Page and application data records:
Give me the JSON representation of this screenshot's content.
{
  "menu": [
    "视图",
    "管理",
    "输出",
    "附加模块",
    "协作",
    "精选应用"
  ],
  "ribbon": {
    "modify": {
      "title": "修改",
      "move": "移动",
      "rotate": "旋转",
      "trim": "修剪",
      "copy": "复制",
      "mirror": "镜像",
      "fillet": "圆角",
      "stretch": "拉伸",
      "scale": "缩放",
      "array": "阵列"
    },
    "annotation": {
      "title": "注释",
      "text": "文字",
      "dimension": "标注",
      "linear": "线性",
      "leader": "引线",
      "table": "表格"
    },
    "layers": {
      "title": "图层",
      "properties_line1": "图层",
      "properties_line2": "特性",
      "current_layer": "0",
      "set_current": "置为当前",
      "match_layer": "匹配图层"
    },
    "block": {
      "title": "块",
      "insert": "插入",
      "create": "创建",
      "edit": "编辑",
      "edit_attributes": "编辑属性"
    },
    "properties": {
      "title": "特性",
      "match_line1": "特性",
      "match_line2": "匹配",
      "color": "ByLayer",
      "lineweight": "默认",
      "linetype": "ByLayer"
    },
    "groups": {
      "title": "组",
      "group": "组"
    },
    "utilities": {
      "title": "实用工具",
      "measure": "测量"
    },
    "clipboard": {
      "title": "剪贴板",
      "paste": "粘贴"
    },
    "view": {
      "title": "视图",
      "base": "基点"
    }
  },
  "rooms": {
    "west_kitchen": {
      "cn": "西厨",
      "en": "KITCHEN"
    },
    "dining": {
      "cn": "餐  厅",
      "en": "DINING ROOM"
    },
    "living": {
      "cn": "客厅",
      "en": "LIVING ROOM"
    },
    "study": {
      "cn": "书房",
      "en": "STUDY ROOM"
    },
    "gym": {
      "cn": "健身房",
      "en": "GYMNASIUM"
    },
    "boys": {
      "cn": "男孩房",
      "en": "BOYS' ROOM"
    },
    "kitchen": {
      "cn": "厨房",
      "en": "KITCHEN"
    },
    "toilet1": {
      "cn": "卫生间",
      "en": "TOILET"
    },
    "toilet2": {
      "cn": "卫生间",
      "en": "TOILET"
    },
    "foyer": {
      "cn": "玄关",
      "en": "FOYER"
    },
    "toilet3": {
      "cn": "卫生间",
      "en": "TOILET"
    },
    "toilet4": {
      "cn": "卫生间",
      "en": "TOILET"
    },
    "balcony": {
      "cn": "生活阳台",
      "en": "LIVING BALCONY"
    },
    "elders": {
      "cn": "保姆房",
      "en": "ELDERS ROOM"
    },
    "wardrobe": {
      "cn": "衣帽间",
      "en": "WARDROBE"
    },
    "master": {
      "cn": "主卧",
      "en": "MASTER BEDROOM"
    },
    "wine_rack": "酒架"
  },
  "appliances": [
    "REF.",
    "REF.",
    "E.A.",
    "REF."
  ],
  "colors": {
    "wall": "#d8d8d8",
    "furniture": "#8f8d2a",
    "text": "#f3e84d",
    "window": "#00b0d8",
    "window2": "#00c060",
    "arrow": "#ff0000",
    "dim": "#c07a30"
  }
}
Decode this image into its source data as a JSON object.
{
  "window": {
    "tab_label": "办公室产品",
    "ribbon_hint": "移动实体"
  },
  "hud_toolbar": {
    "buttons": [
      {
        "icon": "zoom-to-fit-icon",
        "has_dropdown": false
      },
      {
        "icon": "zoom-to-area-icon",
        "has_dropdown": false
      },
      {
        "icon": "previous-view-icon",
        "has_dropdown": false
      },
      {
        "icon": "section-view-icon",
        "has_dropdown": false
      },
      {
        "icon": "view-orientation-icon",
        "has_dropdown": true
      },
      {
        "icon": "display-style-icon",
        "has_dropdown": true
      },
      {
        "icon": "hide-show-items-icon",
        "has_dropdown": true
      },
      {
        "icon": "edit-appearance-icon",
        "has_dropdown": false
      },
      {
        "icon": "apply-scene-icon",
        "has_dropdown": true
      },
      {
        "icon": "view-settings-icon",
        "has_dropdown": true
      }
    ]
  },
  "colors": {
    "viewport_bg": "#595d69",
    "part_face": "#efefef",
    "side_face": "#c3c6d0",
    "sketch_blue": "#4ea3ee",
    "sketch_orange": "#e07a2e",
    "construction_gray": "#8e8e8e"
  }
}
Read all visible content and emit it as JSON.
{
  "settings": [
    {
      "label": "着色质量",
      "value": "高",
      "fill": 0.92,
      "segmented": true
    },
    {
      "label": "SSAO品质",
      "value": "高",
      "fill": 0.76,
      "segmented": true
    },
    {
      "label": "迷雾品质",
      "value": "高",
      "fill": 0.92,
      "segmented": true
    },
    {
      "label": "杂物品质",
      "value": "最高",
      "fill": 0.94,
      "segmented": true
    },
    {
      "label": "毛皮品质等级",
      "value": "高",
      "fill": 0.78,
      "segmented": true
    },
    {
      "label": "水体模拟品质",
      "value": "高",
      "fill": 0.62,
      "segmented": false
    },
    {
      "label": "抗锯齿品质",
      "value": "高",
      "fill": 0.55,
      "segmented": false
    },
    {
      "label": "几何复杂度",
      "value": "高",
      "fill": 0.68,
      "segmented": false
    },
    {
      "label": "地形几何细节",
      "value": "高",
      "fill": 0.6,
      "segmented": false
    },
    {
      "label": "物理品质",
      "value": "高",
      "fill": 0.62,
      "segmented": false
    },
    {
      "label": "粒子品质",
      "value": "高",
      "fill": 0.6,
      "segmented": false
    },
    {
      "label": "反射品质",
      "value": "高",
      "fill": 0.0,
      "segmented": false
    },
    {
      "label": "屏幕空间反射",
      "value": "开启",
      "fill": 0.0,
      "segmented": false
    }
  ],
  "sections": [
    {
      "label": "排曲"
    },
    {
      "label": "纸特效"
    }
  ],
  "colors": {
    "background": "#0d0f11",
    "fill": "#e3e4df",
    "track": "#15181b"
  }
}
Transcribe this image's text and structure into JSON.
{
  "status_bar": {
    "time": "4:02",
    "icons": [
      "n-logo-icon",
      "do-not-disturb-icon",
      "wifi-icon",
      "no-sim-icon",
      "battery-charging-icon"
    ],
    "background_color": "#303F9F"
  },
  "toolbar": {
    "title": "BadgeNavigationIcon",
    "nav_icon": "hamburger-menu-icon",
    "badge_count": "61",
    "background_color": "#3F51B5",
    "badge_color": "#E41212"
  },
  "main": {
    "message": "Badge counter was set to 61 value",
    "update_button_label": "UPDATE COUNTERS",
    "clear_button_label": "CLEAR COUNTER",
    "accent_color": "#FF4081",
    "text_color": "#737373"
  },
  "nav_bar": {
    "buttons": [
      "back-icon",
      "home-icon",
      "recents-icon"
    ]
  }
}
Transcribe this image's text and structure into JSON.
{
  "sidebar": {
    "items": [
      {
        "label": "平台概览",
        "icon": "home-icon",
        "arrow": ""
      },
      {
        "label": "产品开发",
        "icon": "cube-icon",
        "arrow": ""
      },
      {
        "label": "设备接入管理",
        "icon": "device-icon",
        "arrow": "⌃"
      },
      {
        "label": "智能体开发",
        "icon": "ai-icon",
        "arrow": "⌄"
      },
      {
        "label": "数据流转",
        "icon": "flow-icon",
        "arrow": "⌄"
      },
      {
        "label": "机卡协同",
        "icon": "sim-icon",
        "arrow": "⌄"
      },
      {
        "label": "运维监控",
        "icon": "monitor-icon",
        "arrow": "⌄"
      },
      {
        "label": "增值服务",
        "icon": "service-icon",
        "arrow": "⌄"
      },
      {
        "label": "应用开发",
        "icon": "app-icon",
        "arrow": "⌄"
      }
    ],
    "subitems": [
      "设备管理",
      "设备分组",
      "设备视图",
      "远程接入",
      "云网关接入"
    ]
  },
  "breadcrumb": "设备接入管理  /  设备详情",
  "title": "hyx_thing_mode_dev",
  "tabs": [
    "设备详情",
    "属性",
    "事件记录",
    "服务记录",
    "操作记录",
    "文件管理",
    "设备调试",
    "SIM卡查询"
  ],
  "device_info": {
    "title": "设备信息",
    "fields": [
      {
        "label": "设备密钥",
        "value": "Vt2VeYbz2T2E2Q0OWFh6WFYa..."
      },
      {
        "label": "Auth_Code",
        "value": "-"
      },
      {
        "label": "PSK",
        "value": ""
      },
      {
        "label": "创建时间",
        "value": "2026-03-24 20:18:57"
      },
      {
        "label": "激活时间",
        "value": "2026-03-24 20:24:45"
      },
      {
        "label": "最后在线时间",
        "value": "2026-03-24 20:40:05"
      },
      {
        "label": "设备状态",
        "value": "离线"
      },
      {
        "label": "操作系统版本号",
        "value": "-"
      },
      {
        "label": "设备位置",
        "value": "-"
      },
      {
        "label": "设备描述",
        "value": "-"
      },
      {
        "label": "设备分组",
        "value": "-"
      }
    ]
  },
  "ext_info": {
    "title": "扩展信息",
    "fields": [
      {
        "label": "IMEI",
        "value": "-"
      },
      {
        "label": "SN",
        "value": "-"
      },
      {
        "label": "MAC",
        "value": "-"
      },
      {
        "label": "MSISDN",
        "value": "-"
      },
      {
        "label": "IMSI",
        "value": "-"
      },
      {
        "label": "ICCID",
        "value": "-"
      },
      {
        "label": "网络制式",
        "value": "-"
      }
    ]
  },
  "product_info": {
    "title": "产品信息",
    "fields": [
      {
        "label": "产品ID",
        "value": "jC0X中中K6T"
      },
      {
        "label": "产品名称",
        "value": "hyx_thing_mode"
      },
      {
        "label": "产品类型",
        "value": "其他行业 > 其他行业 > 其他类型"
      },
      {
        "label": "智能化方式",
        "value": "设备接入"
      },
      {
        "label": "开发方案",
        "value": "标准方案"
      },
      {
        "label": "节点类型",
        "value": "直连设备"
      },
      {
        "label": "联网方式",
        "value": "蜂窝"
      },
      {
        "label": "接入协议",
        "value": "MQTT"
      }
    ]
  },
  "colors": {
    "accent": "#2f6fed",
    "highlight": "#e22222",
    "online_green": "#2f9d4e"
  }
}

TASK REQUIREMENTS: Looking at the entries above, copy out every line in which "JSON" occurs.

RESPONSE TO THIS EXERCISE:
Give me the JSON representation of this screenshot's content.
Decode this image into its source data as a JSON object.
Read all visible content and emit it as JSON.
Transcribe this image's text and structure into JSON.
Transcribe this image's text and structure into JSON.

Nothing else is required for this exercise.